- Cardiopulmonary resuscitation and emergency
cardiac care should be considered any time an individual cannot
adequately oxygenate or perfuse vital organs—not only following
cardiac or respiratory arrest.
- Regardless of which transtracheal jet ventilation
system is chosen, it must be readily available, use low-compliance
tubing, and have secure connections.
- Ventilation (and chest compressions) should not
be delayed for intubation if a patent airway is established by a
- Attempts at intubation should not interrupt ventilation
for more than 30 s.
- Chest compressions should be immediately initiated
in the pulseless patient.
- Whether adult resuscitation is performed by a
single rescuer or by two rescuers, two breaths are administered
every 15 compressions (15:2), allowing 2 s for each breath. The
cardiac compression rate should be 100/min regardless of
the number of rescuers.
- Health care personnel working in hospitals and
ambulatory care facilities must be able to provide early defibrillation
to collapsed patients with ventricular fibrillation as soon as possible.
Shock should be delivered within 3 min (± 1 min) of arrest.
- Lidocaine, epinephrine, atropine, and vasopressin
but not sodium bicarbonate can be delivered down a catheter whose
tip extends past the tracheal tube. Dosages 2–2½
times higher than recommended for intravenous use, diluted in 10
mL of normal saline or distilled water, are recommended for adult
- If intravenous cannulation is difficult, an intraosseous
infusion can provide emergency vascular access in children.
- Because carbon dioxide, but not bicarbonate,
readily crosses cell membranes and the blood–brain barrier,
the resulting arterial hypercapnia will cause intracellular tissue
- A wide QRS complex following a pacing spike
signals electrical capture, but mechanical (ventricular) capture must
be confirmed by an improving pulse or blood pressure.
One goal of anesthesiology is to maintain the function of vital
organ systems during surgery. It is not surprising, therefore, that
anesthesiologists have played a major role in the development of cardiopulmonary
resuscitation techniques outside the operating room. Cardiopulmonary
resuscitation and emergency cardiac care (CPR-ECC) should be considered
any time an individual cannot adequately oxygenate or perfuse vital
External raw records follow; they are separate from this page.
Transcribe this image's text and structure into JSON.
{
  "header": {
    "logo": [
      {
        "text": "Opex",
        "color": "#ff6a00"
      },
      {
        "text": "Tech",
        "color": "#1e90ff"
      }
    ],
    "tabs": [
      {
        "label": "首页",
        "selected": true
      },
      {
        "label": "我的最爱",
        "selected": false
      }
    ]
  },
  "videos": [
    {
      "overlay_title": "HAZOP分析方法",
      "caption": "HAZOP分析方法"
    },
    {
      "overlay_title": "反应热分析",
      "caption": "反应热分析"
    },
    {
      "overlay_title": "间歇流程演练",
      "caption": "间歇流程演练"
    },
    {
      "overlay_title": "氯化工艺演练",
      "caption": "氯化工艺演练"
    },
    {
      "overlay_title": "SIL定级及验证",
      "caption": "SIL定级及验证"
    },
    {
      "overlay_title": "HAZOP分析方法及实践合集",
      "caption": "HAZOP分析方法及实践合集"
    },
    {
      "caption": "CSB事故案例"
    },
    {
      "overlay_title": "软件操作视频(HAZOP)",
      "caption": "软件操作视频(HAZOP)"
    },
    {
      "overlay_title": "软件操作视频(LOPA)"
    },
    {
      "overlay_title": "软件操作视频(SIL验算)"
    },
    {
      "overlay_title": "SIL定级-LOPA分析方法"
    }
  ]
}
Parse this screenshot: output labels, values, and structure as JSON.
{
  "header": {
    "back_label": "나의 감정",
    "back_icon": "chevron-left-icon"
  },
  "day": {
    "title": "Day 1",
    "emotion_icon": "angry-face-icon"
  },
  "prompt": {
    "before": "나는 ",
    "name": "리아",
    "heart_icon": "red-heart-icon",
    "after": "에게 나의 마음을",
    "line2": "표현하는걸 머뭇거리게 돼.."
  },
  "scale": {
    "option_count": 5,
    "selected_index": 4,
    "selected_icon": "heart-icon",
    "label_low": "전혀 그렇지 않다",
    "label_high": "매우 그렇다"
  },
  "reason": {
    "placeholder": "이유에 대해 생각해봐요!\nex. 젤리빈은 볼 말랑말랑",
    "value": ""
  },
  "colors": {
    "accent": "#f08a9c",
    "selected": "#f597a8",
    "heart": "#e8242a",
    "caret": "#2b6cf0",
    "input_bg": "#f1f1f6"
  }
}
organs–not only following cardiac or respiratory arrest.
This chapter presents an overview of the American Heart Association
and the International Liaison Committee on Resuscitation (ILCOR)
Year 2000 recommendations for establishing and maintaining the ABCDs
of cardiopulmonary resuscitation: Airway, Breathing, Circulation,
and Defibrillation. The best outcomes,
however, come from instituting ECC (Table 47–1, Figures 47–1 and 47–2). The guidelines
have been updated for 2000 with new guidelines planned for 2006,
and they are now more than ever evidence based and international.
Major changes for the layperson are that the pulse should not be
checked, and chest compression without ventilation may be as effective
as compression with ventilation for the first several minutes. If
a lay-bystander is unwilling to perform mouth-to-mouth ventilation,
chest compressions alone are preferred to doing nothing. For the
health care provider, defibrillation using biphasic electrical current
works best, tracheal tube (TT) placement should be confirmed with
a qualitative end-tidal CO2...